Agricultural conditions remained generally favorable in late July and August. Nebraska and Colorado reported above-average wheat yields after June rains limited the wheat harvest in Oklahoma and Kansas. After a period of dry weather, August rains improved growing conditions for the corn and soybean crops, which placed some downward pressure on crop prices. Livestock prices remained solid, although rising production costs trimmed margins for hog producers and cattle feedlot operators. Farm credit conditions continued to be strong and spending on crop equipment rose, led by a boom in grain storage facilities.

Labor Markets and Wages
Labor markets continued to expand, and wage pressures remained largely contained. District hiring announcements outpaced layoff announcements, and a sizeable number of firms experienced labor shortages. Several firms reported difficulties in filling sales and manager positions, and in hiring production, technical, housekeeping, and restaurant wait staff. Wage pressures were flat versus the previous survey period, although contacts anticipated a slight increase in coming months.

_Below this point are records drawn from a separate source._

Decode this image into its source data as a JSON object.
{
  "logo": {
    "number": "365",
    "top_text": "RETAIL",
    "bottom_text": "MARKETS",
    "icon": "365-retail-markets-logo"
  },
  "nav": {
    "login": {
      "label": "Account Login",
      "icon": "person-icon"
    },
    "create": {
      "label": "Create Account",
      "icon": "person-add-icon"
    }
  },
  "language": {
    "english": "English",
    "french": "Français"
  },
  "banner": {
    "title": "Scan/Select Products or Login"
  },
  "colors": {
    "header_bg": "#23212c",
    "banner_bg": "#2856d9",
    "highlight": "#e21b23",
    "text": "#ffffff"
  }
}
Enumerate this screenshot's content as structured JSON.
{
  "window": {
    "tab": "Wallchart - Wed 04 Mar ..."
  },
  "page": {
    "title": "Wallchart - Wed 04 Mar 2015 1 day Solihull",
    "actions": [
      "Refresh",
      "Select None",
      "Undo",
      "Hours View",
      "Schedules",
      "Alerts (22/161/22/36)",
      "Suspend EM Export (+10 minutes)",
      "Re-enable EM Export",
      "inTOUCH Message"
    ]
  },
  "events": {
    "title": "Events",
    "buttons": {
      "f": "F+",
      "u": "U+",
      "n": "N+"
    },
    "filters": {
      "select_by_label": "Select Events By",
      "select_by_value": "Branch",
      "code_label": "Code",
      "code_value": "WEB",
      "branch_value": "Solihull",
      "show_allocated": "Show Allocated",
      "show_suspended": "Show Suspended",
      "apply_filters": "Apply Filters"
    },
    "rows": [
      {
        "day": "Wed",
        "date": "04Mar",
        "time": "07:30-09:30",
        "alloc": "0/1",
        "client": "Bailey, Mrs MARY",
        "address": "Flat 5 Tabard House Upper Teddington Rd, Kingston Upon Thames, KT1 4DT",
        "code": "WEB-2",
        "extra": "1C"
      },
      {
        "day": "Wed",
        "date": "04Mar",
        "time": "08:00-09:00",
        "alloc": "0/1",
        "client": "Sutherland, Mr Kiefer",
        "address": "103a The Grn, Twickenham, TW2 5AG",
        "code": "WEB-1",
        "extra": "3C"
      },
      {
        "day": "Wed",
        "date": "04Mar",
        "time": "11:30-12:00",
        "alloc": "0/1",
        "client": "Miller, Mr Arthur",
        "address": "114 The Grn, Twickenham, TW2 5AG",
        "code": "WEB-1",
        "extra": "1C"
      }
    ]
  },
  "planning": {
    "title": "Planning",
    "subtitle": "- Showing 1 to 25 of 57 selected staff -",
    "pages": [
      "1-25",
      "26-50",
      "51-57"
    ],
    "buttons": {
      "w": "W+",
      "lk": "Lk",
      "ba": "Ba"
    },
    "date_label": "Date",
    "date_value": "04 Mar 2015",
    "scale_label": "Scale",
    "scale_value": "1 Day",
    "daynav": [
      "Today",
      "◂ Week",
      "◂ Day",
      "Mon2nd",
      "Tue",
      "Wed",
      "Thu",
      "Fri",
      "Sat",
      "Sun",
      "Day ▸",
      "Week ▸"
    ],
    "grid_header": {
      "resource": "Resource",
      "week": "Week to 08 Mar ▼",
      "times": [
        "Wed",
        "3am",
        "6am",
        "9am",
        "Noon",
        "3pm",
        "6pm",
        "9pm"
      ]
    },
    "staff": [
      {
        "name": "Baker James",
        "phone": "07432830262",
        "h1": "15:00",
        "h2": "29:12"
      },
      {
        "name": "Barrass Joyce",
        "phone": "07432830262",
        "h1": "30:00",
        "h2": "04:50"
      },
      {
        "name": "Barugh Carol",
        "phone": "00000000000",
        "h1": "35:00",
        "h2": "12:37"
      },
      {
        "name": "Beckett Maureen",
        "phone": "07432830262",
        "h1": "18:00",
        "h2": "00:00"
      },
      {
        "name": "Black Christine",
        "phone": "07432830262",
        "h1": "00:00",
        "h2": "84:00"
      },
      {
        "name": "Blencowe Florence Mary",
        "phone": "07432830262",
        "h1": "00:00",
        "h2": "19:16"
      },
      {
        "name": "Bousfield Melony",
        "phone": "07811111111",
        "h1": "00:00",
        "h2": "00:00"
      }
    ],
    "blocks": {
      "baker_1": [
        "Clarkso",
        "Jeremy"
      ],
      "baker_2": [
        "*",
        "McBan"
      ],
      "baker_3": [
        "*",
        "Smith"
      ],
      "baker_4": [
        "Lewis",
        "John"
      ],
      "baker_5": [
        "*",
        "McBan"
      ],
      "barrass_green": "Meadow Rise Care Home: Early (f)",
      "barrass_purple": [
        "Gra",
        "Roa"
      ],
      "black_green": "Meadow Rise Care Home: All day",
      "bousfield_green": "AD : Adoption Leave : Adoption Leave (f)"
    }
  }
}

Price pressures moderated in late July and August, with slower growth of manufacturing prices and a slight easing in retail prices. District manufacturing contacts reported fewer increases in raw materials prices, especially for food and metals, with further easing expected. Factory finished goods price increases also slowed slightly and were projected to remain relatively constant in coming months. The majority of retailers reported flat selling prices but expected prices to rise slightly heading forward. Restaurants anticipated a further increase in menu prices in response to pass-through of past food cost increases.

Return to topReturn to top

Previous Minneapolis Dallas Next

Home | Monetary Policy | 2007 calendar
Accessibility | Contact Us
Last update: September 5, 2007